What you are asked to do >> A complete and exact copy of the entries below is the expected result.

(Website and app data records)
================

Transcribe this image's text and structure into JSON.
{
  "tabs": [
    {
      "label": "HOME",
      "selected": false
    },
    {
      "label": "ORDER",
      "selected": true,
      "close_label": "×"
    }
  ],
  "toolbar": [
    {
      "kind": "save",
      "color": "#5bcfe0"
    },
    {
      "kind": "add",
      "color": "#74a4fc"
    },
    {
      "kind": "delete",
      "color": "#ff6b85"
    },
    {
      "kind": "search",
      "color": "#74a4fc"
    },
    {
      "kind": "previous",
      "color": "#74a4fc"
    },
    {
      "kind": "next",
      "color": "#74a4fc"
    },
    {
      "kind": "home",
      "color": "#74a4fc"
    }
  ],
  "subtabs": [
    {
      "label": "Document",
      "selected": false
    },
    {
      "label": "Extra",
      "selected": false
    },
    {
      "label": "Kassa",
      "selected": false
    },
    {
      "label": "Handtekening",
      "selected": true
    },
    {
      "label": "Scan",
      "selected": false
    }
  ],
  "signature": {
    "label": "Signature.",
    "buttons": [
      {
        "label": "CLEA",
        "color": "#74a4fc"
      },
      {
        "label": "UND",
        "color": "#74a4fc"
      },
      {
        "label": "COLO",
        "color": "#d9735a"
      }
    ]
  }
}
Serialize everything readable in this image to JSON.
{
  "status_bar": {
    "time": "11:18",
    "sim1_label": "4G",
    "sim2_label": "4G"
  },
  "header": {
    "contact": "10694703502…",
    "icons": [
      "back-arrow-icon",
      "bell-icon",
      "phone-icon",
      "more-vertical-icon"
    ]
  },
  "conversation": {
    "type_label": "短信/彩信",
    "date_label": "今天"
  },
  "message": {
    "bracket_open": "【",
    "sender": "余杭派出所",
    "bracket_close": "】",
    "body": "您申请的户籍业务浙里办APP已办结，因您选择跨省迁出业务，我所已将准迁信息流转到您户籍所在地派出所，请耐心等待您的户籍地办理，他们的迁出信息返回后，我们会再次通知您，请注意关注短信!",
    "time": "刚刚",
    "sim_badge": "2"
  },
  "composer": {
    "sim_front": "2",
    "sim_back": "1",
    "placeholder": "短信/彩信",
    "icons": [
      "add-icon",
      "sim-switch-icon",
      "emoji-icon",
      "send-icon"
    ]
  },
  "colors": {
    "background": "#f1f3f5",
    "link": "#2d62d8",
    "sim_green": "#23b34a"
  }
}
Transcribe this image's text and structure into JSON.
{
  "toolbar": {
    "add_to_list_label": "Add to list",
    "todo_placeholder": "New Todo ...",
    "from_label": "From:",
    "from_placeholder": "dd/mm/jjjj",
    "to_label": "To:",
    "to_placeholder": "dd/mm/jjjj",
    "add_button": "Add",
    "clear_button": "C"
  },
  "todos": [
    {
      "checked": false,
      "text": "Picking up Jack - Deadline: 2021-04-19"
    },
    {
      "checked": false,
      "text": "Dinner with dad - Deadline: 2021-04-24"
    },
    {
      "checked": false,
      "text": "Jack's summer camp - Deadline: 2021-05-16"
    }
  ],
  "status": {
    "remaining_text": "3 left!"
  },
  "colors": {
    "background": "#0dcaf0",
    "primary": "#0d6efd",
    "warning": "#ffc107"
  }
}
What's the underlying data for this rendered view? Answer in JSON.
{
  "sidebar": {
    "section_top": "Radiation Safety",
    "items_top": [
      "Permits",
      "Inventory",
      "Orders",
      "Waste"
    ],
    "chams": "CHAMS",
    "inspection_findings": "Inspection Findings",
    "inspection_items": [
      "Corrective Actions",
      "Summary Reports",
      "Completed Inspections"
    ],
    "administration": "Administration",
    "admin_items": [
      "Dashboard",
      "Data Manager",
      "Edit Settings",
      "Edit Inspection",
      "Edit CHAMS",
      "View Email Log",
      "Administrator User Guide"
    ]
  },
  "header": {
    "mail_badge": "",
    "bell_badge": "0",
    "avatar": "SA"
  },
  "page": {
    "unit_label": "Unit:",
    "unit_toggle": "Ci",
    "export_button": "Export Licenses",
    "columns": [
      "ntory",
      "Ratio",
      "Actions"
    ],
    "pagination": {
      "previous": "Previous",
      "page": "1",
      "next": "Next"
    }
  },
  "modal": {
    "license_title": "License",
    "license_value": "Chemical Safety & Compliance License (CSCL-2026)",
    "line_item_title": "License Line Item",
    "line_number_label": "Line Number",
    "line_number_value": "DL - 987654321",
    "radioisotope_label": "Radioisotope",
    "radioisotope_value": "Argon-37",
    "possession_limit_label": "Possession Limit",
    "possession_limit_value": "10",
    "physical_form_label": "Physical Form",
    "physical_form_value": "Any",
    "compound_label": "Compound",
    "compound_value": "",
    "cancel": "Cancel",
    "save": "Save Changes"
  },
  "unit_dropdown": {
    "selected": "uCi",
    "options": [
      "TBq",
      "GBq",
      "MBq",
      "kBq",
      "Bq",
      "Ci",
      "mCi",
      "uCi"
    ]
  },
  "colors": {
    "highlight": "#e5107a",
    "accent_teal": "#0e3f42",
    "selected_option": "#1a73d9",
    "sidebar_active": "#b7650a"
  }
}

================

Exercise solution >>
Transcribe this image's text and structure into JSON.
{
  "tabs": [
    {
      "label": "HOME",
      "selected": false
    },
    {
      "label": "ORDER",
      "selected": true,
      "close_label": "×"
    }
  ],
  "toolbar": [
    {
      "kind": "save",
      "color": "#5bcfe0"
    },
    {
      "kind": "add",
      "color": "#74a4fc"
    },
    {
      "kind": "delete",
      "color": "#ff6b85"
    },
    {
      "kind": "search",
      "color": "#74a4fc"
    },
    {
      "kind": "previous",
      "color": "#74a4fc"
    },
    {
      "kind": "next",
      "color": "#74a4fc"
    },
    {
      "kind": "home",
      "color": "#74a4fc"
    }
  ],
  "subtabs": [
    {
      "label": "Document",
      "selected": false
    },
    {
      "label": "Extra",
      "selected": false
    },
    {
      "label": "Kassa",
      "selected": false
    },
    {
      "label": "Handtekening",
      "selected": true
    },
    {
      "label": "Scan",
      "selected": false
    }
  ],
  "signature": {
    "label": "Signature.",
    "buttons": [
      {
        "label": "CLEA",
        "color": "#74a4fc"
      },
      {
        "label": "UND",
        "color": "#74a4fc"
      },
      {
        "label": "COLO",
        "color": "#d9735a"
      }
    ]
  }
}
Serialize everything readable in this image to JSON.
{
  "status_bar": {
    "time": "11:18",
    "sim1_label": "4G",
    "sim2_label": "4G"
  },
  "header": {
    "contact": "10694703502…",
    "icons": [
      "back-arrow-icon",
      "bell-icon",
      "phone-icon",
      "more-vertical-icon"
    ]
  },
  "conversation": {
    "type_label": "短信/彩信",
    "date_label": "今天"
  },
  "message": {
    "bracket_open": "【",
    "sender": "余杭派出所",
    "bracket_close": "】",
    "body": "您申请的户籍业务浙里办APP已办结，因您选择跨省迁出业务，我所已将准迁信息流转到您户籍所在地派出所，请耐心等待您的户籍地办理，他们的迁出信息返回后，我们会再次通知您，请注意关注短信!",
    "time": "刚刚",
    "sim_badge": "2"
  },
  "composer": {
    "sim_front": "2",
    "sim_back": "1",
    "placeholder": "短信/彩信",
    "icons": [
      "add-icon",
      "sim-switch-icon",
      "emoji-icon",
      "send-icon"
    ]
  },
  "colors": {
    "background": "#f1f3f5",
    "link": "#2d62d8",
    "sim_green": "#23b34a"
  }
}
Transcribe this image's text and structure into JSON.
{
  "toolbar": {
    "add_to_list_label": "Add to list",
    "todo_placeholder": "New Todo ...",
    "from_label": "From:",
    "from_placeholder": "dd/mm/jjjj",
    "to_label": "To:",
    "to_placeholder": "dd/mm/jjjj",
    "add_button": "Add",
    "clear_button": "C"
  },
  "todos": [
    {
      "checked": false,
      "text": "Picking up Jack - Deadline: 2021-04-19"
    },
    {
      "checked": false,
      "text": "Dinner with dad - Deadline: 2021-04-24"
    },
    {
      "checked": false,
      "text": "Jack's summer camp - Deadline: 2021-05-16"
    }
  ],
  "status": {
    "remaining_text": "3 left!"
  },
  "colors": {
    "background": "#0dcaf0",
    "primary": "#0d6efd",
    "warning": "#ffc107"
  }
}
What's the underlying data for this rendered view? Answer in JSON.
{
  "sidebar": {
    "section_top": "Radiation Safety",
    "items_top": [
      "Permits",
      "Inventory",
      "Orders",
      "Waste"
    ],
    "chams": "CHAMS",
    "inspection_findings": "Inspection Findings",
    "inspection_items": [
      "Corrective Actions",
      "Summary Reports",
      "Completed Inspections"
    ],
    "administration": "Administration",
    "admin_items": [
      "Dashboard",
      "Data Manager",
      "Edit Settings",
      "Edit Inspection",
      "Edit CHAMS",
      "View Email Log",
      "Administrator User Guide"
    ]
  },
  "header": {
    "mail_badge": "",
    "bell_badge": "0",
    "avatar": "SA"
  },
  "page": {
    "unit_label": "Unit:",
    "unit_toggle": "Ci",
    "export_button": "Export Licenses",
    "columns": [
      "ntory",
      "Ratio",
      "Actions"
    ],
    "pagination": {
      "previous": "Previous",
      "page": "1",
      "next": "Next"
    }
  },
  "modal": {
    "license_title": "License",
    "license_value": "Chemical Safety & Compliance License (CSCL-2026)",
    "line_item_title": "License Line Item",
    "line_number_label": "Line Number",
    "line_number_value": "DL - 987654321",
    "radioisotope_label": "Radioisotope",
    "radioisotope_value": "Argon-37",
    "possession_limit_label": "Possession Limit",
    "possession_limit_value": "10",
    "physical_form_label": "Physical Form",
    "physical_form_value": "Any",
    "compound_label": "Compound",
    "compound_value": "",
    "cancel": "Cancel",
    "save": "Save Changes"
  },
  "unit_dropdown": {
    "selected": "uCi",
    "options": [
      "TBq",
      "GBq",
      "MBq",
      "kBq",
      "Bq",
      "Ci",
      "mCi",
      "uCi"
    ]
  },
  "colors": {
    "highlight": "#e5107a",
    "accent_teal": "#0e3f42",
    "selected_option": "#1a73d9",
    "sidebar_active": "#b7650a"
  }
}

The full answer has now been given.